  3. Next, you can teach yourself to replace "ums" with what I call time-buying phrases--words that add some content, but allow you a few more seconds to think until you can get back to your point.  Here's my list of what to say (instead of um) when you don't know what to say. It's a handy list to use for Q&A and extemporaneous remarks, too.
  4. One more thing: Make sure you're not immobilizing your hands when you speak, and that they are free to gesture.  Speakers whose hands are clenched together or gripping the lectern or hidden in their pockets are more likely to stumble verbally.  Read about the science behind stumbles and how gesturing can be part of your campaign against ums.
  5. Recognize they're normal.  We interviewed with Michael Erard, author of an entire book on ums, notes that we didn't start getting self-conscious about scrubbing ums out of our speech until we were able to record our voices.  Find out just when "um" became a dirty word.
I heartily recommend Erard's great book, Um. . .: Slips, Stumbles, and Verbal Blunders, and What They Mean.
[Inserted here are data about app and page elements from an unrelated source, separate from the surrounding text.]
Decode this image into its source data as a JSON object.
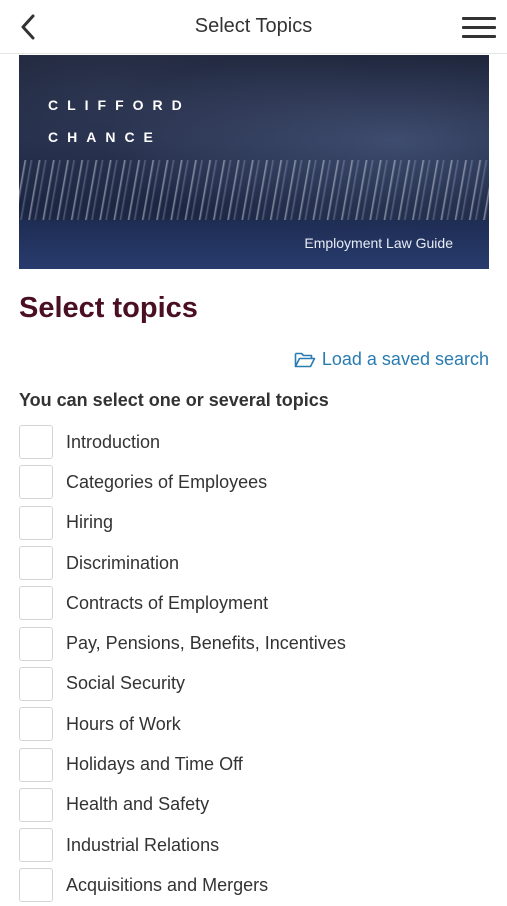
{
  "header": {
    "title": "Select Topics",
    "back_icon": "chevron-left-icon",
    "menu_icon": "hamburger-menu-icon"
  },
  "banner": {
    "brand_line1": "CLIFFORD",
    "brand_line2": "CHANCE",
    "caption": "Employment Law Guide"
  },
  "main": {
    "heading": "Select topics",
    "load_saved_search": "Load a saved search",
    "load_saved_icon": "folder-open-icon",
    "instruction": "You can select one or several topics",
    "topics": [
      {
        "label": "Introduction",
        "checked": false
      },
      {
        "label": "Categories of Employees",
        "checked": false
      },
      {
        "label": "Hiring",
        "checked": false
      },
      {
        "label": "Discrimination",
        "checked": false
      },
      {
        "label": "Contracts of Employment",
        "checked": false
      },
      {
        "label": "Pay, Pensions, Benefits, Incentives",
        "checked": false
      },
      {
        "label": "Social Security",
        "checked": false
      },
      {
        "label": "Hours of Work",
        "checked": false
      },
      {
        "label": "Holidays and Time Off",
        "checked": false
      },
      {
        "label": "Health and Safety",
        "checked": false
      },
      {
        "label": "Industrial Relations",
        "checked": false
      },
      {
        "label": "Acquisitions and Mergers",
        "checked": false
      }
    ]
  },
  "colors": {
    "heading": "#4a0f22",
    "link": "#2a7cb0",
    "text": "#333333"
  }
}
It's a fascinating examination of a word all speakers use.  Once you know more about ums and why you do them--as well as the alternatives above--you won't flinch so much when they come out of your mouth.
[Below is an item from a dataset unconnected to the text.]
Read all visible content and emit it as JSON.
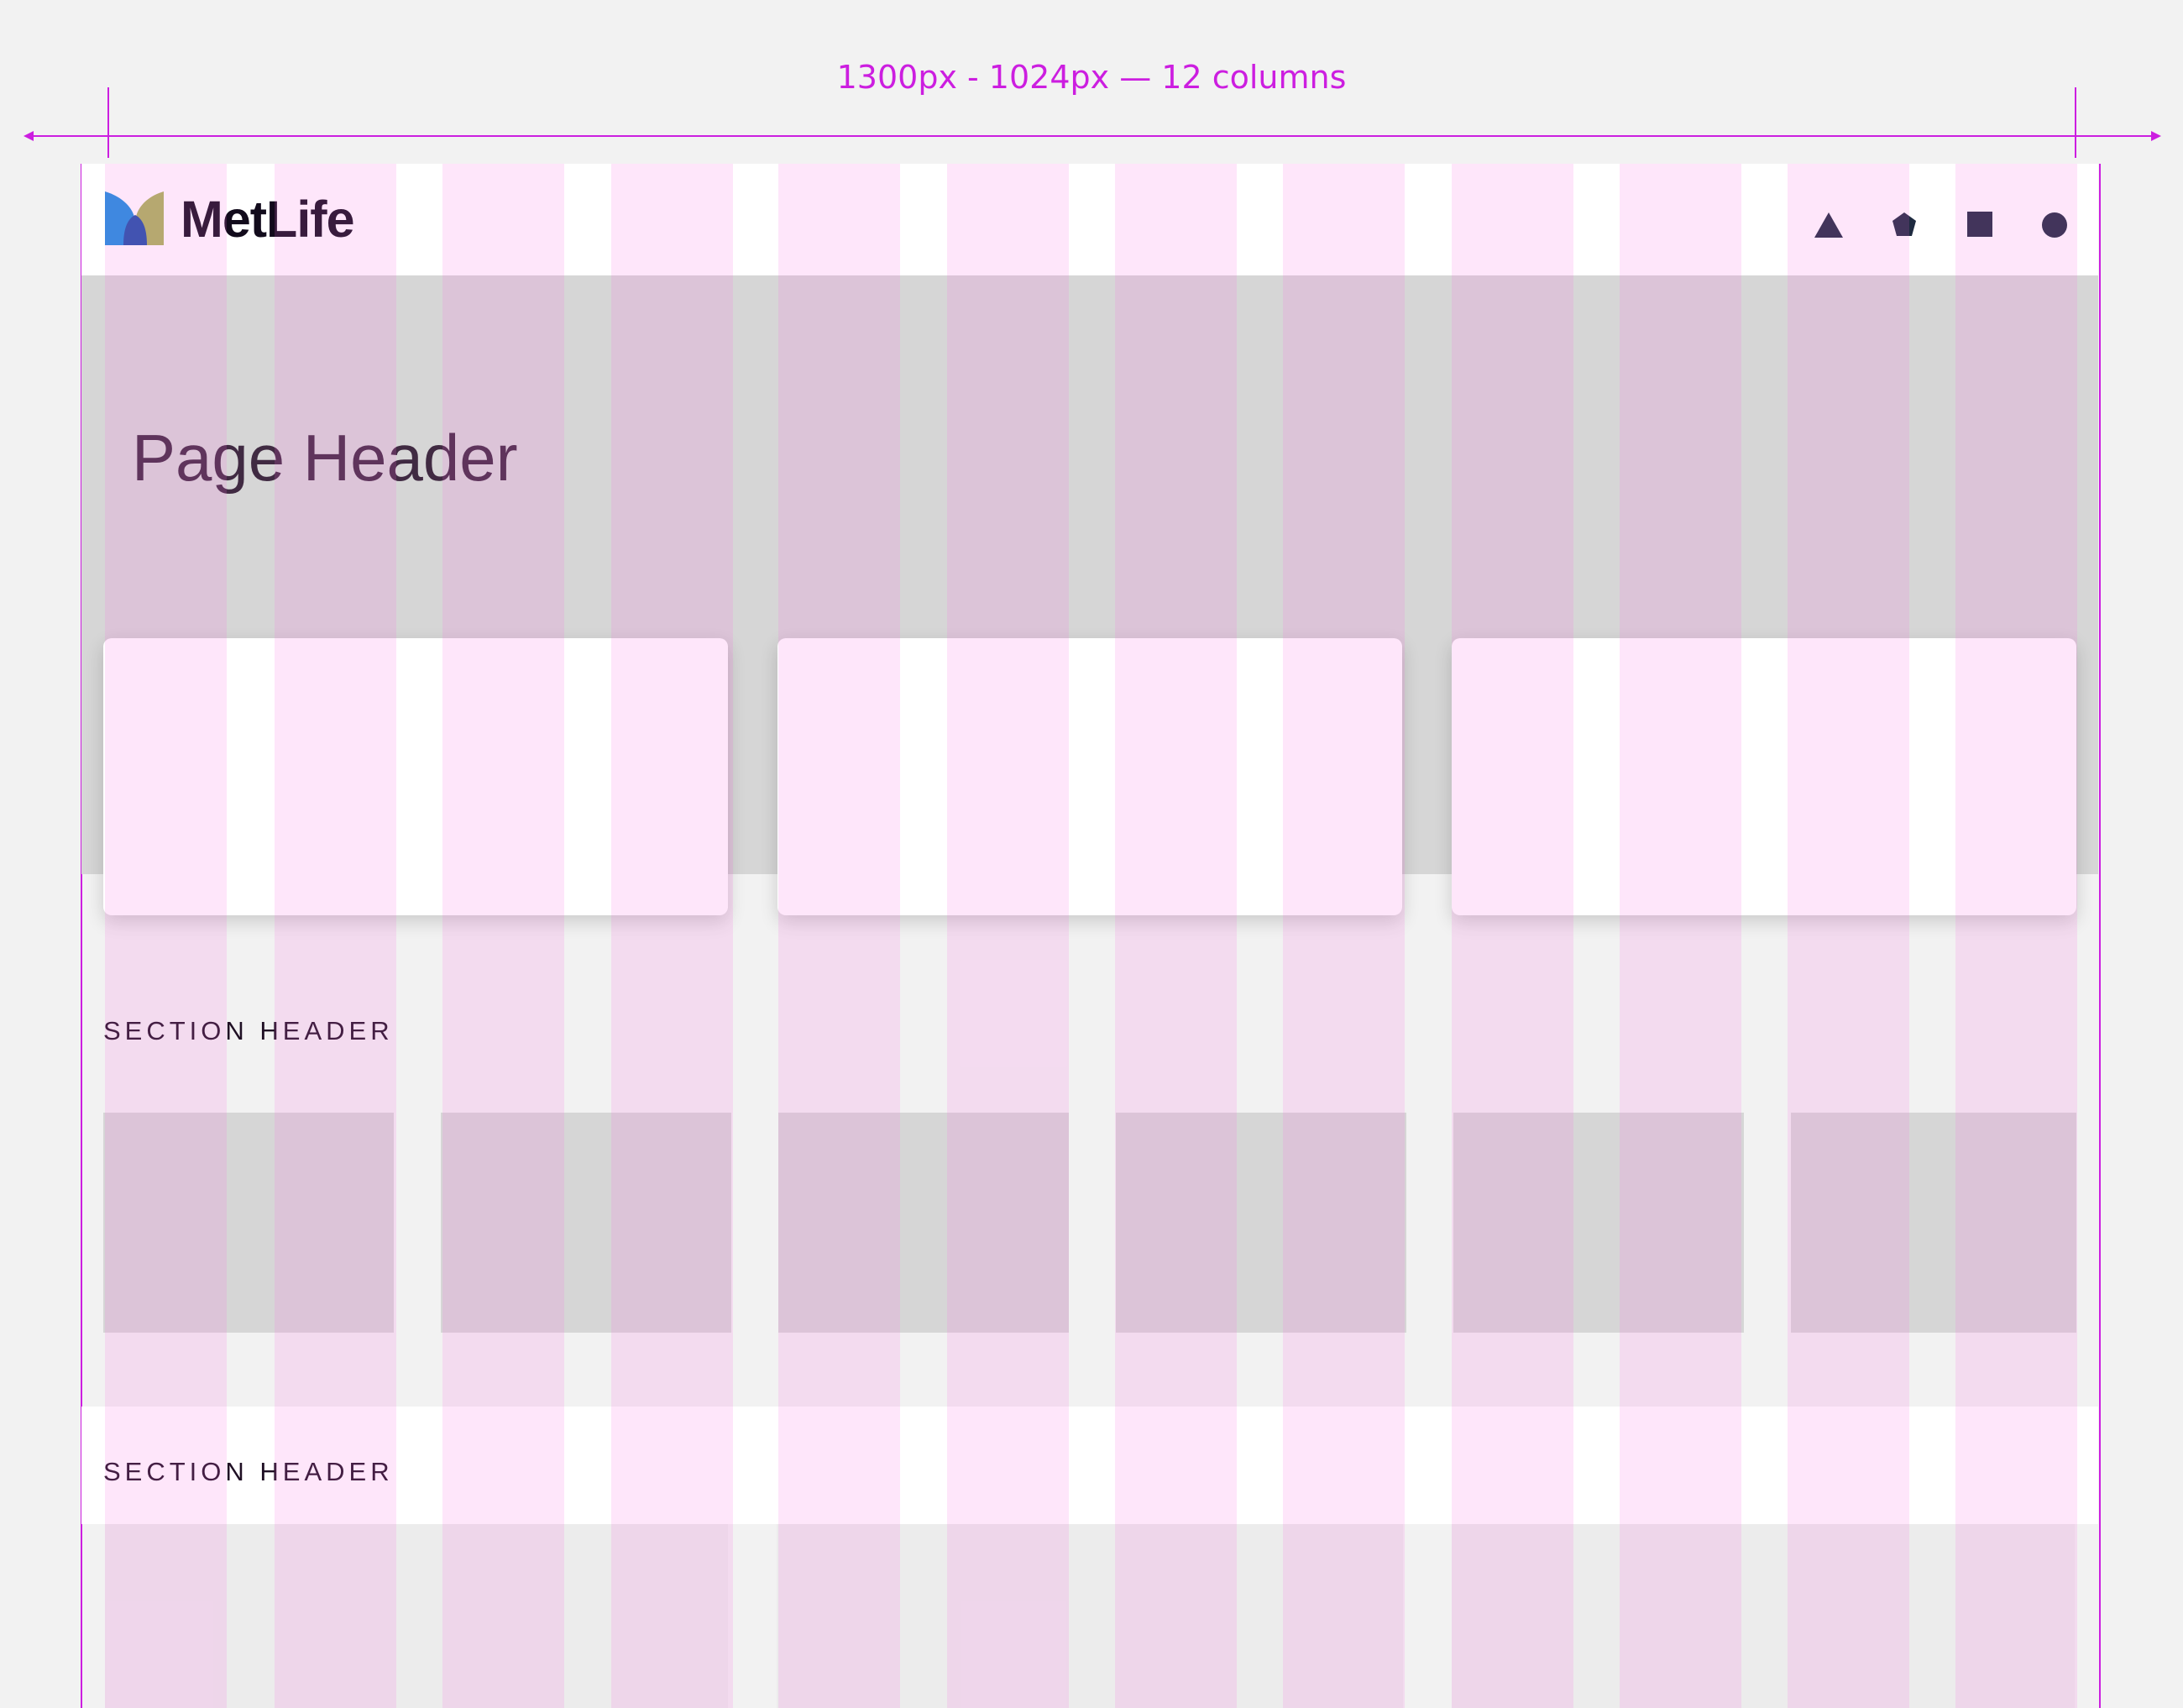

5 comments:

Anonymous said...

As always, great, intelligent, well-researched information here. Thanks for that. I'd just like to add one more thought on the subject. Many speakers who use fillers do so because they are uncomfortable with silence. However, a brief silence between thoughts (or what actors call "a beat") gives the audience a chance to process what's been said. It gives closure to one idea and a beginning to the next.
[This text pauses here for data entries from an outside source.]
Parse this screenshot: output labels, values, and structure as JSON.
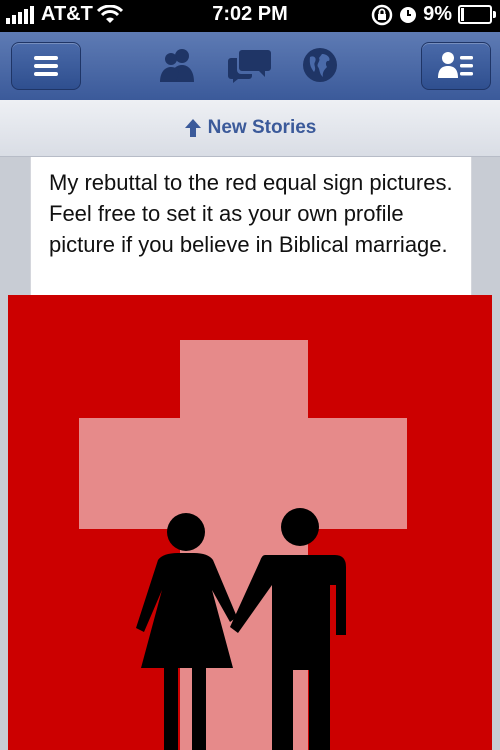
{
  "status_bar": {
    "carrier": "AT&T",
    "time": "7:02 PM",
    "battery": "9%",
    "battery_level": 0.09,
    "icons": [
      "signal-bars-icon",
      "wifi-icon",
      "rotation-lock-icon",
      "alarm-icon",
      "battery-icon"
    ]
  },
  "nav": {
    "buttons": [
      "menu-icon",
      "friend-requests-icon",
      "messages-icon",
      "notifications-globe-icon",
      "contacts-icon"
    ]
  },
  "new_stories": {
    "label": "New Stories",
    "icon": "up-arrow-icon"
  },
  "post": {
    "text": "My rebuttal to the red equal sign pictures.  Feel free to set it as your own profile picture if you believe in Biblical marriage."
  },
  "image": {
    "description_icons": [
      "cross-icon",
      "woman-figure-icon",
      "man-figure-icon"
    ],
    "colors": {
      "background": "#cc0000",
      "cross": "#e68a8a",
      "figures": "#000000"
    }
  },
  "colors": {
    "nav_blue": "#3b5a9a",
    "link_blue": "#3b5a9a"
  }
}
Anonymous said...

I once received an evaluation of a workshop that said nothing about the content; instead she wrote, "You said 'um' 133 times in 45 minutes. I know. I counted them." So much for my brilliant teaching!

Immediately, I joined a local Toastmasters Club, which takes verbal pauses quite seriously. One person at each meeting is appointed to count the number of "ums", "ahs" and "you knows" speakers include in speeches or informal discussion during meetings. With disciplined practice and support of the club members, I have reduced my verbal pauses to zero.

Tammi Kibler said...

Hi Denise,

I find it helpful to remember it is okay to pause and be silent for a moment or two while I gather my thoughts. All these filler sounds seem to come from an erroneous belief that I have to say something. No one else is going to jump in and force me to cede control of the conversation if I take a couple beats to let my thoughts catch up with my mouth.

I believe trying to replace "ums" with a full blown phrase would have me trying to recall two things - what I actually want to say and what I want to say until I remember what to say. Besides the evening's "ah counter" at my local Toastmasters club will call me out for any type of filler phrases.

In my opinion, the best speakers have mastered control of the pause.

BTW, thank you so much for this blog. I find it a valuable resource of great information.

Tammi

Denise Graveline said...

I agree that a pause also can be sufficient--and yet, many speakers do try to "fill the gap" audibly, which is why I offer the time-buyers.

Unlike Toastmasters, I don't counsel the complete eradication of "ums" and "uhs," as that's nearly impossible to do--and adds a new level of anxiety for many speakers. I'd much rather focus speakers on planning what they want to say so they don't forget.

K8Peters said...

As always, great, intelligent, well-researched information here. Thanks for that. I'd just like to add one more thought on the subject. Many speakers who use fillers do so because they are uncomfortable with silence. However, a brief silence between thoughts (or what actors call "a beat") gives the audience a chance to process what's been said. It gives closure to one idea and a beginning to the next.